§ **Task**
Every line in the records below with the string "virtual" needs to be copied out.

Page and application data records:
=-=-=
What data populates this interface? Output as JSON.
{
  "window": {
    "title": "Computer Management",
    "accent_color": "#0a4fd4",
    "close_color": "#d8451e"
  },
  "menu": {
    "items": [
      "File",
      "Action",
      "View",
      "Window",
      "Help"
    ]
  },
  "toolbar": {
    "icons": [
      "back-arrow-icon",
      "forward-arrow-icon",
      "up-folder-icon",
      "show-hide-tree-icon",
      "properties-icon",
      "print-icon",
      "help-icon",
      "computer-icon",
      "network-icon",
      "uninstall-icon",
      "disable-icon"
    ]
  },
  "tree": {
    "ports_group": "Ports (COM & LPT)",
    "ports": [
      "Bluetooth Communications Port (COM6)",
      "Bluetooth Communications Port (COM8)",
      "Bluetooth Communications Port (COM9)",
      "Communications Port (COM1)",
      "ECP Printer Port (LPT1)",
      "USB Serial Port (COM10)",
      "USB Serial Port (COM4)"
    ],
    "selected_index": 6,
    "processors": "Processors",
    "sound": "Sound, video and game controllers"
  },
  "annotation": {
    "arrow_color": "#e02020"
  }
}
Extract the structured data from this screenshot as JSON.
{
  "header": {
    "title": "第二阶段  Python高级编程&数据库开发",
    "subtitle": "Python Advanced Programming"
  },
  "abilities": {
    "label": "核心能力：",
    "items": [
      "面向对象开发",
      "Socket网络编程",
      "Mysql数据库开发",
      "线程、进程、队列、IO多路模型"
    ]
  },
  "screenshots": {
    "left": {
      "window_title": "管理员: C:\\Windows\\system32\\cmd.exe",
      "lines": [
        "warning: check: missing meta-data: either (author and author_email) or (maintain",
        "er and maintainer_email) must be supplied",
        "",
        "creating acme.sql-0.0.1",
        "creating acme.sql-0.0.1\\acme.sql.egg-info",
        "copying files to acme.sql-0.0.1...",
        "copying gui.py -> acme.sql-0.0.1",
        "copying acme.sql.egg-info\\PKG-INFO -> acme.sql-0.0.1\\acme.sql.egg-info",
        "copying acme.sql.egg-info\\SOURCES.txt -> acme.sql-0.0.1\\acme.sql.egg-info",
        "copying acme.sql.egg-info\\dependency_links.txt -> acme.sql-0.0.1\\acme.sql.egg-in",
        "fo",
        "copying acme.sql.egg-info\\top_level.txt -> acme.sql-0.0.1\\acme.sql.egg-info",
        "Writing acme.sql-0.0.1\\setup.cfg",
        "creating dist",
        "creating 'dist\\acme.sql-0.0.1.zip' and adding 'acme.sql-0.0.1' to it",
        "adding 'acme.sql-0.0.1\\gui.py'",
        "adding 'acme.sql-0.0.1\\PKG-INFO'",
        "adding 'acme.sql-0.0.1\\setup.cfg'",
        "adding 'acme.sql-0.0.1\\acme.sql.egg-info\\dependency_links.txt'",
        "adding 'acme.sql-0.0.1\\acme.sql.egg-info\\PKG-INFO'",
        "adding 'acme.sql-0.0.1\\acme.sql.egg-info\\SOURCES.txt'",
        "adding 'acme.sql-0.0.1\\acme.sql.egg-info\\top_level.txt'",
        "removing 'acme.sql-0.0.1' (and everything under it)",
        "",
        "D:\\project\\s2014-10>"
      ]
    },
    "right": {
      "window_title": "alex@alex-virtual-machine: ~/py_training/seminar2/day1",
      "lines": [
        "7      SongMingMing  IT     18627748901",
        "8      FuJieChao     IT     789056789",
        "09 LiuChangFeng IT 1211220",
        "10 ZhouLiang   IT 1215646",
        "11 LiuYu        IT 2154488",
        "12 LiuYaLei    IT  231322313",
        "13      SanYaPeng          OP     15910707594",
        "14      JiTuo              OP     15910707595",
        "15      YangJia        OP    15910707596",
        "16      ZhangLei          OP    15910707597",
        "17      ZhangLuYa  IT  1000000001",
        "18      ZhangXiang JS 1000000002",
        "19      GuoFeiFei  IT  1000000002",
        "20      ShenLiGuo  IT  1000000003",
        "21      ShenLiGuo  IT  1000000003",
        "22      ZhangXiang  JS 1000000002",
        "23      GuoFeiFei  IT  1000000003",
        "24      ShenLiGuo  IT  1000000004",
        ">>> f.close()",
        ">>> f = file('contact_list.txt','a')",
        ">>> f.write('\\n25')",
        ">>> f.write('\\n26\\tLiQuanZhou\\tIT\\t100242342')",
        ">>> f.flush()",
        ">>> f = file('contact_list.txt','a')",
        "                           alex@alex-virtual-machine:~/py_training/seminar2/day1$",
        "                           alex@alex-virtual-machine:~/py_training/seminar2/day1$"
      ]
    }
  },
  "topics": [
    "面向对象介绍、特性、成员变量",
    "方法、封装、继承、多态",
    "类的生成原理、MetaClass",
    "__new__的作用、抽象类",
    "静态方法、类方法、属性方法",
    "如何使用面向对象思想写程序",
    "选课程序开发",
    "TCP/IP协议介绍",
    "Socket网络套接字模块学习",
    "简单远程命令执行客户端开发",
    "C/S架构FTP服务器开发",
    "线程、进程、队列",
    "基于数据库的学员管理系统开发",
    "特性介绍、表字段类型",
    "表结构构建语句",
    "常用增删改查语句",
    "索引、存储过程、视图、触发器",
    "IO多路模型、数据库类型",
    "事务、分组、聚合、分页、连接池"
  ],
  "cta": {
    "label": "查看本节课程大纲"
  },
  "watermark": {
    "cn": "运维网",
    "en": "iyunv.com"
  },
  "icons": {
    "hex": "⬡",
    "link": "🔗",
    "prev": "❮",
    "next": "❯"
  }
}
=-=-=
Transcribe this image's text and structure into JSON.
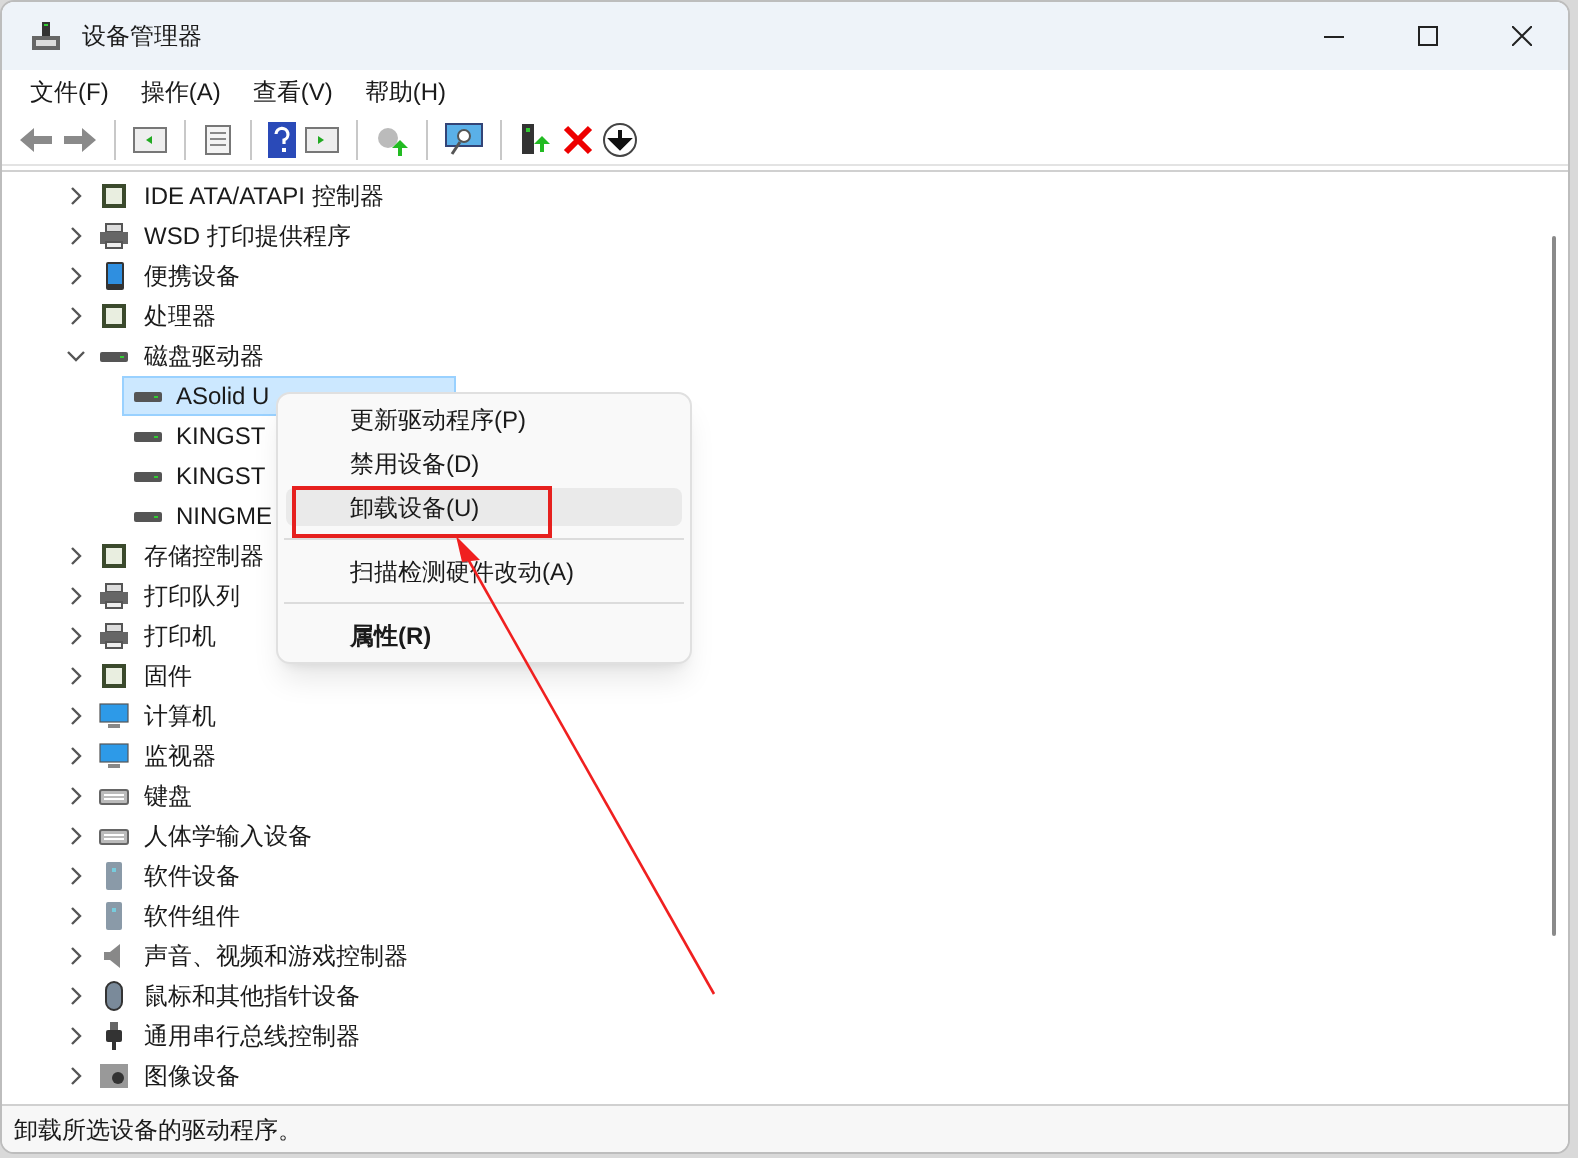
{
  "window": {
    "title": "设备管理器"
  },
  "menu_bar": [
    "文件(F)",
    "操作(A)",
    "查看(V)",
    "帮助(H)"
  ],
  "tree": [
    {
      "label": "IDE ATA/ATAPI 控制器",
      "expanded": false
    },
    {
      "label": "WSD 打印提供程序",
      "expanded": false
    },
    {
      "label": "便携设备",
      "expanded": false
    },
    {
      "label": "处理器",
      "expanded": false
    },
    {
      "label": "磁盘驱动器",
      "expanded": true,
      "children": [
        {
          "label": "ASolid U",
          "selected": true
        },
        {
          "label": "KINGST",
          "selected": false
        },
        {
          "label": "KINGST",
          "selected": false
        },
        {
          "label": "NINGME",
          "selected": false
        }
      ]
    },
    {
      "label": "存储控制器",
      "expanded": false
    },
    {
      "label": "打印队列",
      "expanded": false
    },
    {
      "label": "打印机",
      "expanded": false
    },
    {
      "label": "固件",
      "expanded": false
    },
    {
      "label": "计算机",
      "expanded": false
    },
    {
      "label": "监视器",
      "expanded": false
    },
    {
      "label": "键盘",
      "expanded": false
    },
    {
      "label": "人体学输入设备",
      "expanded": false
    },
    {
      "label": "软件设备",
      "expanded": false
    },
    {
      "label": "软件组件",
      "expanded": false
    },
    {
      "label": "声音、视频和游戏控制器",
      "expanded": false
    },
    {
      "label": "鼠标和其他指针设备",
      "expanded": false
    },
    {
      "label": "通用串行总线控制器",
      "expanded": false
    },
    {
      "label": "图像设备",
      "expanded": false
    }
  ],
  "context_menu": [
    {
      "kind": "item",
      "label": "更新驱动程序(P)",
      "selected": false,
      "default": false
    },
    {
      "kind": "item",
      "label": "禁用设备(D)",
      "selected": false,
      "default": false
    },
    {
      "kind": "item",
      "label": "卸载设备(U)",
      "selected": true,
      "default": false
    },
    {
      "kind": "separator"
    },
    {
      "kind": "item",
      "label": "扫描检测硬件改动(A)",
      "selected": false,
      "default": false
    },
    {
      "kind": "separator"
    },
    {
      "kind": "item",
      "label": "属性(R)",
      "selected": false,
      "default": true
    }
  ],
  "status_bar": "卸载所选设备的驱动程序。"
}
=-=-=
§ **Answer to this task**
      "window_title": "alex@alex-virtual-machine: ~/py_training/seminar2/day1",
        "                           alex@alex-virtual-machine:~/py_training/seminar2/day1$",
        "                           alex@alex-virtual-machine:~/py_training/seminar2/day1$"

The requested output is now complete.